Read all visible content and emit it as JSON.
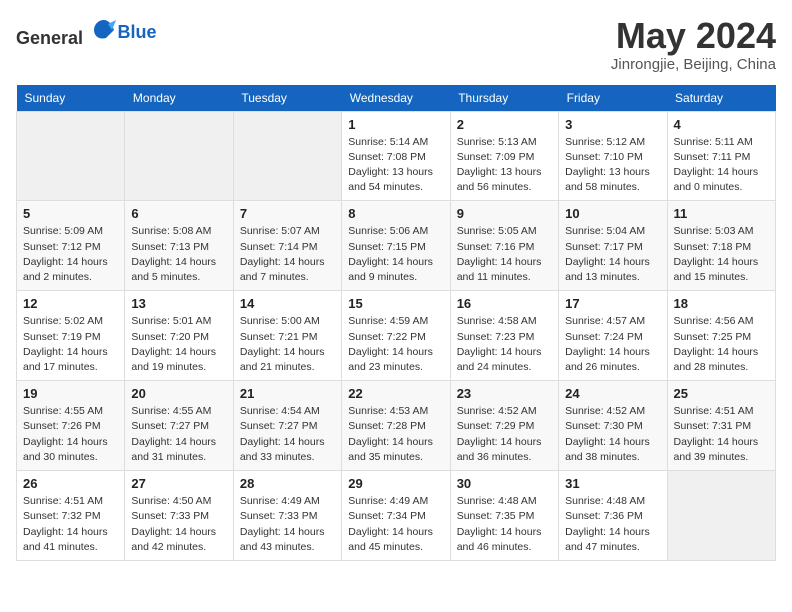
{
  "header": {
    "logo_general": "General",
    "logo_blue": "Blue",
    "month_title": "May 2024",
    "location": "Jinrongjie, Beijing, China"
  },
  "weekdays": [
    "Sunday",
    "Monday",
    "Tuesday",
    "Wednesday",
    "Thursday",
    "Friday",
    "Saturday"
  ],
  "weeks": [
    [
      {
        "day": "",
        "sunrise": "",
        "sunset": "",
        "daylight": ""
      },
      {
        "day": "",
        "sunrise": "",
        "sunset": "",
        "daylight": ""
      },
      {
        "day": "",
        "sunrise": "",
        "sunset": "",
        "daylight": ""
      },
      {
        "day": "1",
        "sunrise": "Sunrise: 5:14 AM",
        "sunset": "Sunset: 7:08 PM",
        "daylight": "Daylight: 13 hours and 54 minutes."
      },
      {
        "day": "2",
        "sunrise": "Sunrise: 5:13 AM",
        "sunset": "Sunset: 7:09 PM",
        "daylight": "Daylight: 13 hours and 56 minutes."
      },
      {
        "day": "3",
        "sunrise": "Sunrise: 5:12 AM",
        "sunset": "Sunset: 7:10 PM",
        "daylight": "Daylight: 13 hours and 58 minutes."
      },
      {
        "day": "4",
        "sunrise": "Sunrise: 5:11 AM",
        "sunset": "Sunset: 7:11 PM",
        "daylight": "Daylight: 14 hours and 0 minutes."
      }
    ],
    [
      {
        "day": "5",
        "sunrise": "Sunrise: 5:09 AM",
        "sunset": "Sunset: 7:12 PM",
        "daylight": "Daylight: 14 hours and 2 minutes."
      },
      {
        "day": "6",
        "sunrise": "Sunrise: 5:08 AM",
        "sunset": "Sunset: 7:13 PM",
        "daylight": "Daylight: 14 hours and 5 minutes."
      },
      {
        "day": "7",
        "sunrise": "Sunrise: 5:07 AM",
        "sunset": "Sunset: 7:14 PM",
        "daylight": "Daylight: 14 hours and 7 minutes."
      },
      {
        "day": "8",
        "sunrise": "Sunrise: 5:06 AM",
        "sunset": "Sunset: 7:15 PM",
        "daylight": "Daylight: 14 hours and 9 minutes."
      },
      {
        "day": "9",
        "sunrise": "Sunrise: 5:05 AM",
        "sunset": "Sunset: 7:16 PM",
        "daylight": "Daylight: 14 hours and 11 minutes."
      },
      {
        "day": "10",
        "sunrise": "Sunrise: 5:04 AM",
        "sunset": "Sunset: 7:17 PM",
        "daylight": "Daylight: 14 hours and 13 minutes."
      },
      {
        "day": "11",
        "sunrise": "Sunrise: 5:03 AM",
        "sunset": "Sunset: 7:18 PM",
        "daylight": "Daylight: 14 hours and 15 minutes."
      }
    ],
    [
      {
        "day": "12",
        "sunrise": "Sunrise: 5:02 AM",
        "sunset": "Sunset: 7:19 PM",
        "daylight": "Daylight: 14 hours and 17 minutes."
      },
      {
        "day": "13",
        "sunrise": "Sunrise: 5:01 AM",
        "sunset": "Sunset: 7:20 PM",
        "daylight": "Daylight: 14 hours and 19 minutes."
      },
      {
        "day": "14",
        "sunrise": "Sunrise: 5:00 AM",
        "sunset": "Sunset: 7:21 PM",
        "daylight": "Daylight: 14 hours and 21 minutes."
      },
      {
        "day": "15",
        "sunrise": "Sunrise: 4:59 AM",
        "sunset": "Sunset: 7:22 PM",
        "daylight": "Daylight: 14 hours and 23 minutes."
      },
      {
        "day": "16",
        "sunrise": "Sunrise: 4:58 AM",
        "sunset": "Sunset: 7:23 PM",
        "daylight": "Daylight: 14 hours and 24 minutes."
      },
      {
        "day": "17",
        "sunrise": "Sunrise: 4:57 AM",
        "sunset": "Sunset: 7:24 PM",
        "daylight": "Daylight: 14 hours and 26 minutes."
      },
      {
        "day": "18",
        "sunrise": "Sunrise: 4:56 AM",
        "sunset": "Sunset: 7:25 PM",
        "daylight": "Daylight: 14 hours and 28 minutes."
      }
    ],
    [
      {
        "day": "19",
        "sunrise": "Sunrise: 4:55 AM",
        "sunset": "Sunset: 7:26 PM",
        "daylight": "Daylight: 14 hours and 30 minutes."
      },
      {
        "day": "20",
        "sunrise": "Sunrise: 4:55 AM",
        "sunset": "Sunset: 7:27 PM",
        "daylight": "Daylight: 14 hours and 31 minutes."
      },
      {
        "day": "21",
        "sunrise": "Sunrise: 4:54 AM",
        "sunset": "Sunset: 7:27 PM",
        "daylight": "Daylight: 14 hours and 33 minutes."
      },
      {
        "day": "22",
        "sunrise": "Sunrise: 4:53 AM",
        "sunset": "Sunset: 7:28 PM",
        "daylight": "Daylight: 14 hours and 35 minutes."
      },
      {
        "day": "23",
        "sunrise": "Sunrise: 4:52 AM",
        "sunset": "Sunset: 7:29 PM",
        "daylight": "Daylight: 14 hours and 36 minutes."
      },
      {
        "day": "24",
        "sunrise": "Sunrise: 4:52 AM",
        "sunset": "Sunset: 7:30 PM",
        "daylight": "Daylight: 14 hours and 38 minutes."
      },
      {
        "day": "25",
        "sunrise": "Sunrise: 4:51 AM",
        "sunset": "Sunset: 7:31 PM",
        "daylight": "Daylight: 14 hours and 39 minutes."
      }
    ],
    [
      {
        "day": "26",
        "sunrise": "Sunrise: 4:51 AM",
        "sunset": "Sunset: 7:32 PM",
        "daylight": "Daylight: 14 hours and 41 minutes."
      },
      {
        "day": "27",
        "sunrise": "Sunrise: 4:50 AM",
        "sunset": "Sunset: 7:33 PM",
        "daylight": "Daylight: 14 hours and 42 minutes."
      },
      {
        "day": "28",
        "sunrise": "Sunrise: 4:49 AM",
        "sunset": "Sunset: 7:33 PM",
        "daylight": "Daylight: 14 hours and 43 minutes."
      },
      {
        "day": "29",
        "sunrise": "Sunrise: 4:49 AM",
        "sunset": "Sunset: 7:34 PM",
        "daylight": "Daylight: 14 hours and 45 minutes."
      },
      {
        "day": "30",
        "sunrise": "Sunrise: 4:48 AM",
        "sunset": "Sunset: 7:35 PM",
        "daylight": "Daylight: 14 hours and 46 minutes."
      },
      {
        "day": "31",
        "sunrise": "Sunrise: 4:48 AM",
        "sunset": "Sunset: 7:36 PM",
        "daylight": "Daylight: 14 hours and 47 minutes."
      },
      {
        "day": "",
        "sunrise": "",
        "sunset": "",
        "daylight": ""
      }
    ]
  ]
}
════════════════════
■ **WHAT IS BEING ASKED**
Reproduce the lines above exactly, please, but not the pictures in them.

■ **RESULT OF THE TASK**
Read all visible content and emit it as JSON.
{
  "header": {
    "logo_general": "General",
    "logo_blue": "Blue",
    "month_title": "May 2024",
    "location": "Jinrongjie, Beijing, China"
  },
  "weekdays": [
    "Sunday",
    "Monday",
    "Tuesday",
    "Wednesday",
    "Thursday",
    "Friday",
    "Saturday"
  ],
  "weeks": [
    [
      {
        "day": "",
        "sunrise": "",
        "sunset": "",
        "daylight": ""
      },
      {
        "day": "",
        "sunrise": "",
        "sunset": "",
        "daylight": ""
      },
      {
        "day": "",
        "sunrise": "",
        "sunset": "",
        "daylight": ""
      },
      {
        "day": "1",
        "sunrise": "Sunrise: 5:14 AM",
        "sunset": "Sunset: 7:08 PM",
        "daylight": "Daylight: 13 hours and 54 minutes."
      },
      {
        "day": "2",
        "sunrise": "Sunrise: 5:13 AM",
        "sunset": "Sunset: 7:09 PM",
        "daylight": "Daylight: 13 hours and 56 minutes."
      },
      {
        "day": "3",
        "sunrise": "Sunrise: 5:12 AM",
        "sunset": "Sunset: 7:10 PM",
        "daylight": "Daylight: 13 hours and 58 minutes."
      },
      {
        "day": "4",
        "sunrise": "Sunrise: 5:11 AM",
        "sunset": "Sunset: 7:11 PM",
        "daylight": "Daylight: 14 hours and 0 minutes."
      }
    ],
    [
      {
        "day": "5",
        "sunrise": "Sunrise: 5:09 AM",
        "sunset": "Sunset: 7:12 PM",
        "daylight": "Daylight: 14 hours and 2 minutes."
      },
      {
        "day": "6",
        "sunrise": "Sunrise: 5:08 AM",
        "sunset": "Sunset: 7:13 PM",
        "daylight": "Daylight: 14 hours and 5 minutes."
      },
      {
        "day": "7",
        "sunrise": "Sunrise: 5:07 AM",
        "sunset": "Sunset: 7:14 PM",
        "daylight": "Daylight: 14 hours and 7 minutes."
      },
      {
        "day": "8",
        "sunrise": "Sunrise: 5:06 AM",
        "sunset": "Sunset: 7:15 PM",
        "daylight": "Daylight: 14 hours and 9 minutes."
      },
      {
        "day": "9",
        "sunrise": "Sunrise: 5:05 AM",
        "sunset": "Sunset: 7:16 PM",
        "daylight": "Daylight: 14 hours and 11 minutes."
      },
      {
        "day": "10",
        "sunrise": "Sunrise: 5:04 AM",
        "sunset": "Sunset: 7:17 PM",
        "daylight": "Daylight: 14 hours and 13 minutes."
      },
      {
        "day": "11",
        "sunrise": "Sunrise: 5:03 AM",
        "sunset": "Sunset: 7:18 PM",
        "daylight": "Daylight: 14 hours and 15 minutes."
      }
    ],
    [
      {
        "day": "12",
        "sunrise": "Sunrise: 5:02 AM",
        "sunset": "Sunset: 7:19 PM",
        "daylight": "Daylight: 14 hours and 17 minutes."
      },
      {
        "day": "13",
        "sunrise": "Sunrise: 5:01 AM",
        "sunset": "Sunset: 7:20 PM",
        "daylight": "Daylight: 14 hours and 19 minutes."
      },
      {
        "day": "14",
        "sunrise": "Sunrise: 5:00 AM",
        "sunset": "Sunset: 7:21 PM",
        "daylight": "Daylight: 14 hours and 21 minutes."
      },
      {
        "day": "15",
        "sunrise": "Sunrise: 4:59 AM",
        "sunset": "Sunset: 7:22 PM",
        "daylight": "Daylight: 14 hours and 23 minutes."
      },
      {
        "day": "16",
        "sunrise": "Sunrise: 4:58 AM",
        "sunset": "Sunset: 7:23 PM",
        "daylight": "Daylight: 14 hours and 24 minutes."
      },
      {
        "day": "17",
        "sunrise": "Sunrise: 4:57 AM",
        "sunset": "Sunset: 7:24 PM",
        "daylight": "Daylight: 14 hours and 26 minutes."
      },
      {
        "day": "18",
        "sunrise": "Sunrise: 4:56 AM",
        "sunset": "Sunset: 7:25 PM",
        "daylight": "Daylight: 14 hours and 28 minutes."
      }
    ],
    [
      {
        "day": "19",
        "sunrise": "Sunrise: 4:55 AM",
        "sunset": "Sunset: 7:26 PM",
        "daylight": "Daylight: 14 hours and 30 minutes."
      },
      {
        "day": "20",
        "sunrise": "Sunrise: 4:55 AM",
        "sunset": "Sunset: 7:27 PM",
        "daylight": "Daylight: 14 hours and 31 minutes."
      },
      {
        "day": "21",
        "sunrise": "Sunrise: 4:54 AM",
        "sunset": "Sunset: 7:27 PM",
        "daylight": "Daylight: 14 hours and 33 minutes."
      },
      {
        "day": "22",
        "sunrise": "Sunrise: 4:53 AM",
        "sunset": "Sunset: 7:28 PM",
        "daylight": "Daylight: 14 hours and 35 minutes."
      },
      {
        "day": "23",
        "sunrise": "Sunrise: 4:52 AM",
        "sunset": "Sunset: 7:29 PM",
        "daylight": "Daylight: 14 hours and 36 minutes."
      },
      {
        "day": "24",
        "sunrise": "Sunrise: 4:52 AM",
        "sunset": "Sunset: 7:30 PM",
        "daylight": "Daylight: 14 hours and 38 minutes."
      },
      {
        "day": "25",
        "sunrise": "Sunrise: 4:51 AM",
        "sunset": "Sunset: 7:31 PM",
        "daylight": "Daylight: 14 hours and 39 minutes."
      }
    ],
    [
      {
        "day": "26",
        "sunrise": "Sunrise: 4:51 AM",
        "sunset": "Sunset: 7:32 PM",
        "daylight": "Daylight: 14 hours and 41 minutes."
      },
      {
        "day": "27",
        "sunrise": "Sunrise: 4:50 AM",
        "sunset": "Sunset: 7:33 PM",
        "daylight": "Daylight: 14 hours and 42 minutes."
      },
      {
        "day": "28",
        "sunrise": "Sunrise: 4:49 AM",
        "sunset": "Sunset: 7:33 PM",
        "daylight": "Daylight: 14 hours and 43 minutes."
      },
      {
        "day": "29",
        "sunrise": "Sunrise: 4:49 AM",
        "sunset": "Sunset: 7:34 PM",
        "daylight": "Daylight: 14 hours and 45 minutes."
      },
      {
        "day": "30",
        "sunrise": "Sunrise: 4:48 AM",
        "sunset": "Sunset: 7:35 PM",
        "daylight": "Daylight: 14 hours and 46 minutes."
      },
      {
        "day": "31",
        "sunrise": "Sunrise: 4:48 AM",
        "sunset": "Sunset: 7:36 PM",
        "daylight": "Daylight: 14 hours and 47 minutes."
      },
      {
        "day": "",
        "sunrise": "",
        "sunset": "",
        "daylight": ""
      }
    ]
  ]
}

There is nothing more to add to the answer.